## Exercise instructions
Each line of the data that includes the string "icon" is to be copied out.

### Source material

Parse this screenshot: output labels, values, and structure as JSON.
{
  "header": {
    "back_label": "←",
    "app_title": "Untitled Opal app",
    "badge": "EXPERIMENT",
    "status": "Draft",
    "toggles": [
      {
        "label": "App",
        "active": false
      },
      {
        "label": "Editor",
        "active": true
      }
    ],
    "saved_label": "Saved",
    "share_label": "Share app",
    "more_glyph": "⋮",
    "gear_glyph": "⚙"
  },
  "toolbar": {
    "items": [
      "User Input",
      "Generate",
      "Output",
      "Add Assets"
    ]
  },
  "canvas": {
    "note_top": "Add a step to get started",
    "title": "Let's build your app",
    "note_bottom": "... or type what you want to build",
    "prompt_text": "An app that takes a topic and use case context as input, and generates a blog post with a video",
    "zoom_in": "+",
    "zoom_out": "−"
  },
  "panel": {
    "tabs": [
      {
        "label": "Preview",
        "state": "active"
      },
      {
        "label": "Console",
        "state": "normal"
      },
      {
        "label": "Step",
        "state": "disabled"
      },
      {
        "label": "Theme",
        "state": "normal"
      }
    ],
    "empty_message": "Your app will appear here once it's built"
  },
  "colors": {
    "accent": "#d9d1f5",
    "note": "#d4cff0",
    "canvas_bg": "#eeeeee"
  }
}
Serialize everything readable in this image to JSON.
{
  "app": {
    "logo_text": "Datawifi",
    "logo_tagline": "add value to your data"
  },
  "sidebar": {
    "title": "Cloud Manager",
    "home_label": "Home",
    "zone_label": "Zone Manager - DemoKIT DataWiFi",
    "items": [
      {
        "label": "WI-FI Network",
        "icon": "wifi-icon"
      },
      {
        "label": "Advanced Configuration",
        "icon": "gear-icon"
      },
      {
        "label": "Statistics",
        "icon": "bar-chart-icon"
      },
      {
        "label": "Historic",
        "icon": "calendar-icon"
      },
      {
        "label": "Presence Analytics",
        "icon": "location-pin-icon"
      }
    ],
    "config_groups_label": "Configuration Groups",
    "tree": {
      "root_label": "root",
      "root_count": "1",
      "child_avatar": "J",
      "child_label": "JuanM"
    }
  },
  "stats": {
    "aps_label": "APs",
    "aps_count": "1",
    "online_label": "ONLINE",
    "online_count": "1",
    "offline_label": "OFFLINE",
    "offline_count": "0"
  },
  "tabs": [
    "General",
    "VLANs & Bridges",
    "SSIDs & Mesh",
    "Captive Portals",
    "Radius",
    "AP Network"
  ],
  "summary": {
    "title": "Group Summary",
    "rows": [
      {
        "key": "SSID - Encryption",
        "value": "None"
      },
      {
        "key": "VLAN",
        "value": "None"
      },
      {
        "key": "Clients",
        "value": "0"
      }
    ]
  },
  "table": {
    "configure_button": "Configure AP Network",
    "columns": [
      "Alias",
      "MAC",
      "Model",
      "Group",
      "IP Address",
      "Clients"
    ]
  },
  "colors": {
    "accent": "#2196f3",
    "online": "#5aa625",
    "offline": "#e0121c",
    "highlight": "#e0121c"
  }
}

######

## Output below
        "icon": "wifi-icon"
        "icon": "gear-icon"
        "icon": "bar-chart-icon"
        "icon": "calendar-icon"
        "icon": "location-pin-icon"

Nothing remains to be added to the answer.